No, I’m not talking about him again. I’m referring to Gabriel Josipovici’s views on the state of contemporary British literature. As someone prone to so much self-doubt it’s not funny, I rather settled on this line, towards the bottom of the piece: ‘Overall, [Josipovici] said, while the likes of Kafka were plagued by self-doubt, his modern peers seemed arrogant and self-satisfied, “which is mildly depressing”.’ This makes me want to read his new book more and more. If anyone out there wants to buy me a present for any reason at all (pity, admiration, love, hate, belated birthday… I don’t care) please buy me that. I’ll love you forever.
It’s thanks to the TLS that I first encountered (belatedly I’m ashamed to say) Josipovici. His review of Beckett’s letters had me hooked and searching for more. I came across some of that here and here on Steve Mitchelmore’s fabulous blog, and then this interview at ReadySteadyBook, and another by Jeff Bursey I’ve just found here at The Quarterly Conversation.

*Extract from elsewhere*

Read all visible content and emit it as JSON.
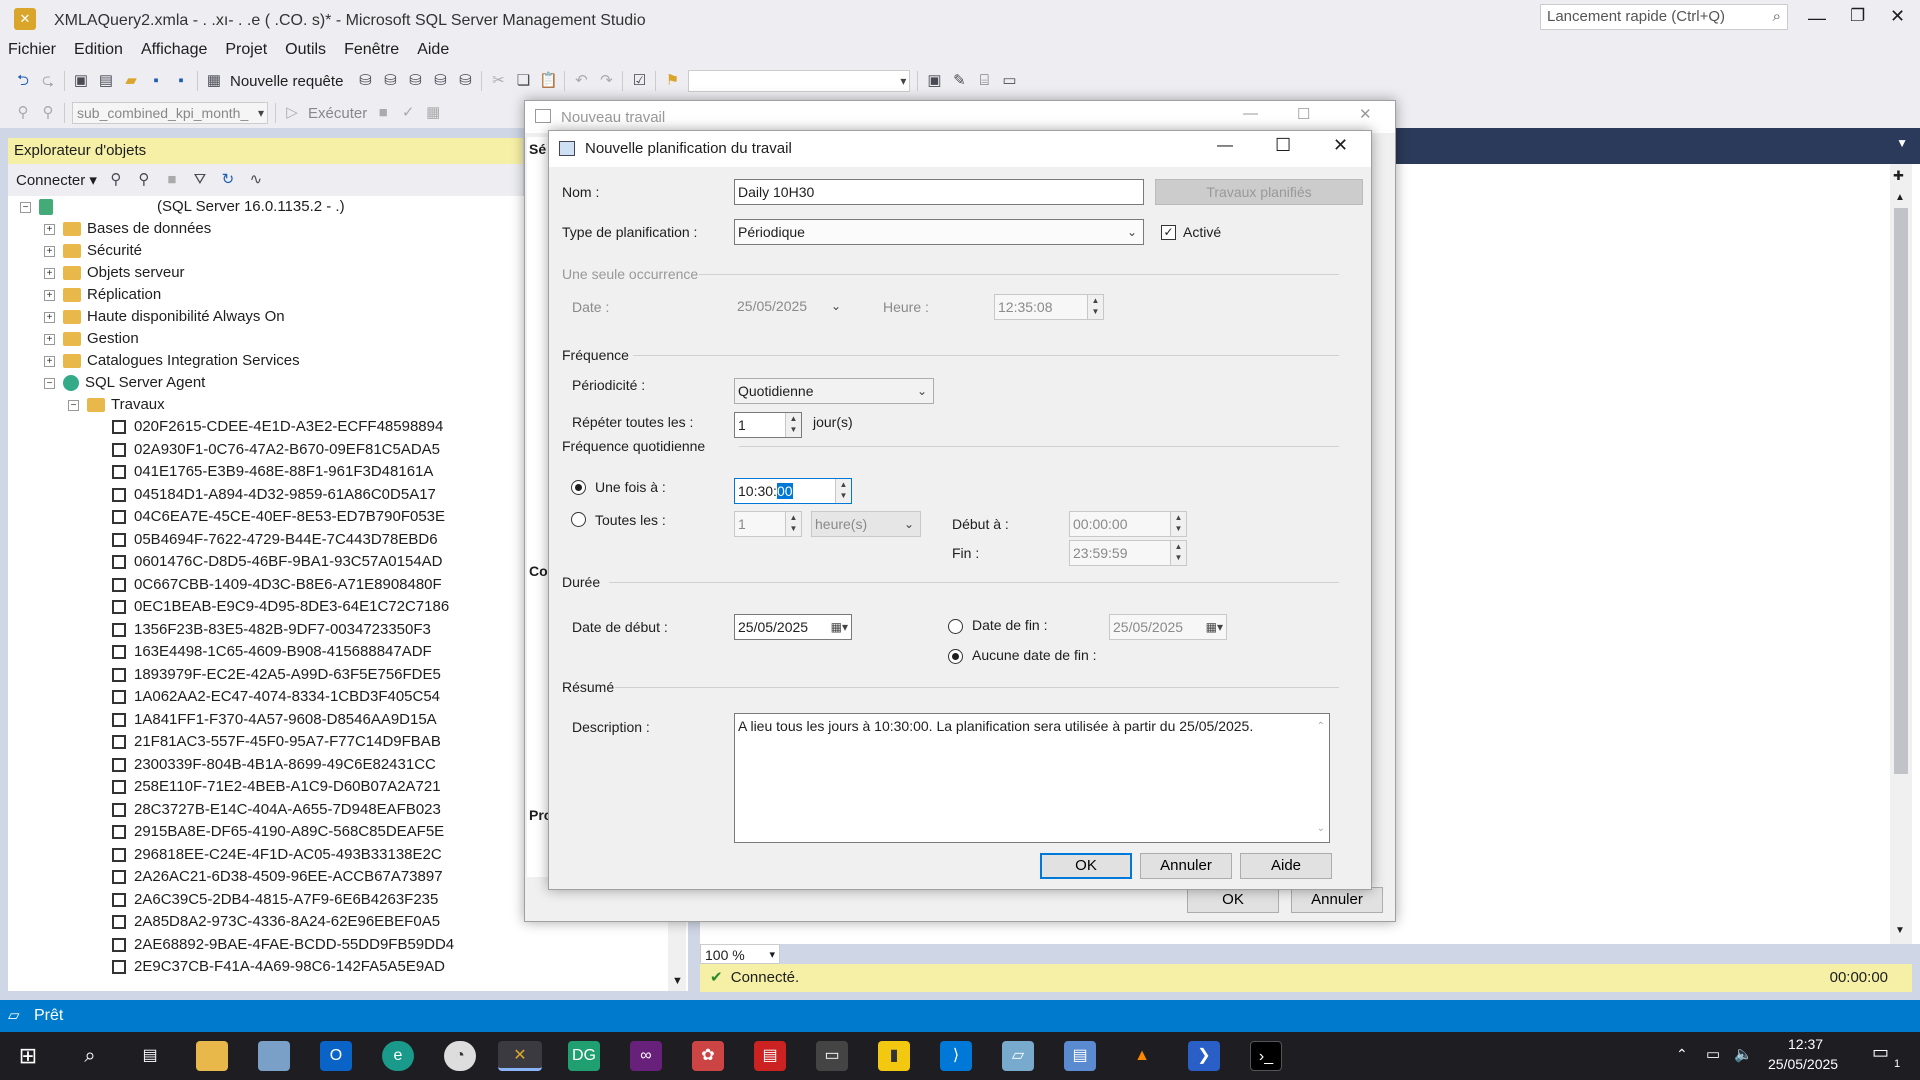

Thanks to Nel for the heads up. (And a nod to S regarding the sensationalism, or sexing up, of this piece.)